If a line in the records below contains the word "Jansen", return that line.

_ _ _

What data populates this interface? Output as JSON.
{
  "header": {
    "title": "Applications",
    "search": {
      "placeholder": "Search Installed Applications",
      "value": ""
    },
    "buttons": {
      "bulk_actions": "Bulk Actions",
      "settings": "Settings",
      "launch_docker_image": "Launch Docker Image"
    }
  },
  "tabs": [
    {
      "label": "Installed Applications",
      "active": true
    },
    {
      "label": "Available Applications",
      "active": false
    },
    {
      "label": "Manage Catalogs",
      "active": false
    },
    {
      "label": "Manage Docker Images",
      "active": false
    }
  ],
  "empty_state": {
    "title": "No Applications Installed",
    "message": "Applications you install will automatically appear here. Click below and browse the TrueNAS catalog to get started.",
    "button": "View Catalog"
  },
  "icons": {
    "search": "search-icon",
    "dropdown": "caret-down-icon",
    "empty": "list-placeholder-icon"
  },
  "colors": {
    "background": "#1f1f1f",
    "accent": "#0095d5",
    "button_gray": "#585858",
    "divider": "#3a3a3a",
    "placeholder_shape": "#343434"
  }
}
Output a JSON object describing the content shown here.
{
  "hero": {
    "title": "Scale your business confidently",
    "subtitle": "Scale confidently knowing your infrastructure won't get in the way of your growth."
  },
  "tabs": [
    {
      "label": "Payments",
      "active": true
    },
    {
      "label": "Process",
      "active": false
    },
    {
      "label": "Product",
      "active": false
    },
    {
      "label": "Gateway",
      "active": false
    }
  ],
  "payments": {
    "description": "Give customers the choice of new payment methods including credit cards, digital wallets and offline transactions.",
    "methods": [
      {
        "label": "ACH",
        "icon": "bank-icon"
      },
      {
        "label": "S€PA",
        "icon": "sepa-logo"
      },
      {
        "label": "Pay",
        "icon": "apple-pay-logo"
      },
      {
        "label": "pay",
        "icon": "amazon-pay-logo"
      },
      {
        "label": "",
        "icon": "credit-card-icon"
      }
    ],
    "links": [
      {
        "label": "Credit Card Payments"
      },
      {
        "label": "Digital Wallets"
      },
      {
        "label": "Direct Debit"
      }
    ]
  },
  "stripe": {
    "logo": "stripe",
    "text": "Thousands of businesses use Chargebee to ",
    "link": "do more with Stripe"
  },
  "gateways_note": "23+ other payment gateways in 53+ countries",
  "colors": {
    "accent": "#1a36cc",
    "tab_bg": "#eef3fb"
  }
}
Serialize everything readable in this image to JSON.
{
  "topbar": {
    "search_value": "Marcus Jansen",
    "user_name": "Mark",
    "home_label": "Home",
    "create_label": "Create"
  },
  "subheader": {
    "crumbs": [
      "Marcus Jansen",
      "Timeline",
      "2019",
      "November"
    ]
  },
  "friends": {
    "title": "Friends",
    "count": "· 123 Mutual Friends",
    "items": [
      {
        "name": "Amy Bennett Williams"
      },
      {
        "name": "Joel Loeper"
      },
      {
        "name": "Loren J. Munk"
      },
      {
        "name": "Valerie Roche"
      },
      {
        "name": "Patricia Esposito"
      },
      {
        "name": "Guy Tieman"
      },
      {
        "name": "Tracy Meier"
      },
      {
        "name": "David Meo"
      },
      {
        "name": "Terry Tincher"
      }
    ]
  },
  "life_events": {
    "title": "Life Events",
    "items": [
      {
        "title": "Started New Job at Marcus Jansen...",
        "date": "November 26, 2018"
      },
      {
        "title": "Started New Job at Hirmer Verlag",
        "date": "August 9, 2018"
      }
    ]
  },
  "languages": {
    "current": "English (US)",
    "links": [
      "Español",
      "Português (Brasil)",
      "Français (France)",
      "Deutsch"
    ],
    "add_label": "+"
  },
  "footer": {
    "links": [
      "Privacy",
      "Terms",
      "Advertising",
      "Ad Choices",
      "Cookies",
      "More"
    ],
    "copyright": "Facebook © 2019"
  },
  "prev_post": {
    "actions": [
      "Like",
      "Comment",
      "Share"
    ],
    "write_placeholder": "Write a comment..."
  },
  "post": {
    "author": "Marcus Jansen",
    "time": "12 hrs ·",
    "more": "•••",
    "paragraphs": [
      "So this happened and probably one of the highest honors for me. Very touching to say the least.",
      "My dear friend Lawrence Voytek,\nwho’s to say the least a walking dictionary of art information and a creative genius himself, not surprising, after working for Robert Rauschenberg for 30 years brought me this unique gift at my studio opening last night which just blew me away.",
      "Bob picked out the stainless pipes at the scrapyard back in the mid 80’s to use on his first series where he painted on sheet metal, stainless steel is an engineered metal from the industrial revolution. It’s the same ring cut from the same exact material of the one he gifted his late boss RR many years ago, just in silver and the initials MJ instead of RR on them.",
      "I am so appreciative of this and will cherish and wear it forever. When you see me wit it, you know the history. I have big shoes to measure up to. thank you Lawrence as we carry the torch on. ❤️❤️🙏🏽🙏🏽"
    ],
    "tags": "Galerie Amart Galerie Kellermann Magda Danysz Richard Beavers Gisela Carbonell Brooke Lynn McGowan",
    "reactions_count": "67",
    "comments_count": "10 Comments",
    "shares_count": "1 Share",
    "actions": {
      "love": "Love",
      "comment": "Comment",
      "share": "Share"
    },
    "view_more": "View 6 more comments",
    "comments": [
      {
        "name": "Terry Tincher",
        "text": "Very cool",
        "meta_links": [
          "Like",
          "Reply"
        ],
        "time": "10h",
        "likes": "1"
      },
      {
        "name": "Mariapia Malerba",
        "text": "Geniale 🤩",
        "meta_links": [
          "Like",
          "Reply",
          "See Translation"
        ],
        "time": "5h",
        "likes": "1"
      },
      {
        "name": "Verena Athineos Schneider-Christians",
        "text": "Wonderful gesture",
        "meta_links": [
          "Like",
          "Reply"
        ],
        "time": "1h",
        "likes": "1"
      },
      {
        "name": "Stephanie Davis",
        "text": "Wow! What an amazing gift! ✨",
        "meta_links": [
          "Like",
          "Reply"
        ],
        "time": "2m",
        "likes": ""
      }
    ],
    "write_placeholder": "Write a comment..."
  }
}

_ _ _

Solution for this task:
    "search_value": "Marcus Jansen",
      "Marcus Jansen",
        "title": "Started New Job at Marcus Jansen...",
    "author": "Marcus Jansen",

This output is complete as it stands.